    Any representational art has an illustrative component. you're communicating very specific information in an illustrative way: this is a apple. It's an illustration, but its also more than an illustration, or at least, something other than an illustration. A Cezanne painting of an apple is, in part, an illustration of an apple, but there's other information in the image that does not serve simply to describe apple, the object. It's about light and color as much as its about an apple. The fact of it being an apple is less important, but the fact of it is what makes it illustrative.

    Similarly you may have a narrative component in an image--say, a Hopper painting or a Thomas Hart Benton painting, or something from the ashcan school. Both the fact of the objects and figures in the image, and the narrative they help describe, are illustrative components. That doesn't make these images illustrations necessarily, but they have illustrative components.

    In an illustration for a media purpose, you may have an apple, and it may be rendered like Cezanne, and it may have elements that aren't illustrative that are more about light and color, but these elements are in the end, in the service of the narrative. The story is at the center of the image, and the purpose of the image is to tell, and embellish upon the story.

    There's a lot of overlap here, and it can be argued that everything from Renaissance Paintings, to some of Picasso's work is an illustration of one kind or another. All of these kinds of definitions and distinctions are pretty rubbery. But this is the distinction that I make.

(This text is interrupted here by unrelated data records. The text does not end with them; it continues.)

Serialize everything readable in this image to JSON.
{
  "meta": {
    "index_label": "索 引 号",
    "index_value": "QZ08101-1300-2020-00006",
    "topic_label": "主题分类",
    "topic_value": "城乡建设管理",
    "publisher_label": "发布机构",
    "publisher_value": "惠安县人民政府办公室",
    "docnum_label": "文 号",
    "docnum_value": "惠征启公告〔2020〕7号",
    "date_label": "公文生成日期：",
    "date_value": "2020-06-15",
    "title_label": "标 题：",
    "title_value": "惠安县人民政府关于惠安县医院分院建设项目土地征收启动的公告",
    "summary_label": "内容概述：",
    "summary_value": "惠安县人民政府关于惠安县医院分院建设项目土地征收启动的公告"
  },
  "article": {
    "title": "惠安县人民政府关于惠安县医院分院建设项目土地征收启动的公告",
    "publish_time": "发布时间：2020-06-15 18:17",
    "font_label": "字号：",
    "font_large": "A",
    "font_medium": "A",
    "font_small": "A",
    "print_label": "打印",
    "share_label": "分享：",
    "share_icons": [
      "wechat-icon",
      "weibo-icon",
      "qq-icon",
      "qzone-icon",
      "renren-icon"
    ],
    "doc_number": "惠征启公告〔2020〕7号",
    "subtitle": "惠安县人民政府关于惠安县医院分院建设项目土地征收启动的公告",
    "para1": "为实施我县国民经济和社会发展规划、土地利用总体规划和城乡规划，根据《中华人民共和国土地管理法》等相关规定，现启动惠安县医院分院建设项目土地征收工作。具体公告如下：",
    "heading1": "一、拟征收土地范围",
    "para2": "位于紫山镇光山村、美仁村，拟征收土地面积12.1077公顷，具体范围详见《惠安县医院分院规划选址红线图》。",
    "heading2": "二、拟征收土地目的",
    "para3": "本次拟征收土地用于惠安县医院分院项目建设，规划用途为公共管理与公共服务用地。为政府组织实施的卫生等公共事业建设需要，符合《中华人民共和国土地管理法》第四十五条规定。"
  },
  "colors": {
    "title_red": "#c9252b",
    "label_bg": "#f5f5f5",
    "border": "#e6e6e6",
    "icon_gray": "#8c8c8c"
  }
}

    To dismiss or ignore this illustrative component is to miss the intention of a lot of art that we see. In fine art, the word, "illustration" is often used to dismiss work that is what someone might consider to be too literally descriptive. Value is placed on images that avoid literal narrative in contemporary art, or art that appears superficially to be too much like other media, and I think this is a shame. These lines are drawn arbitrarily. The overlap between illustration and fine art is a significant one.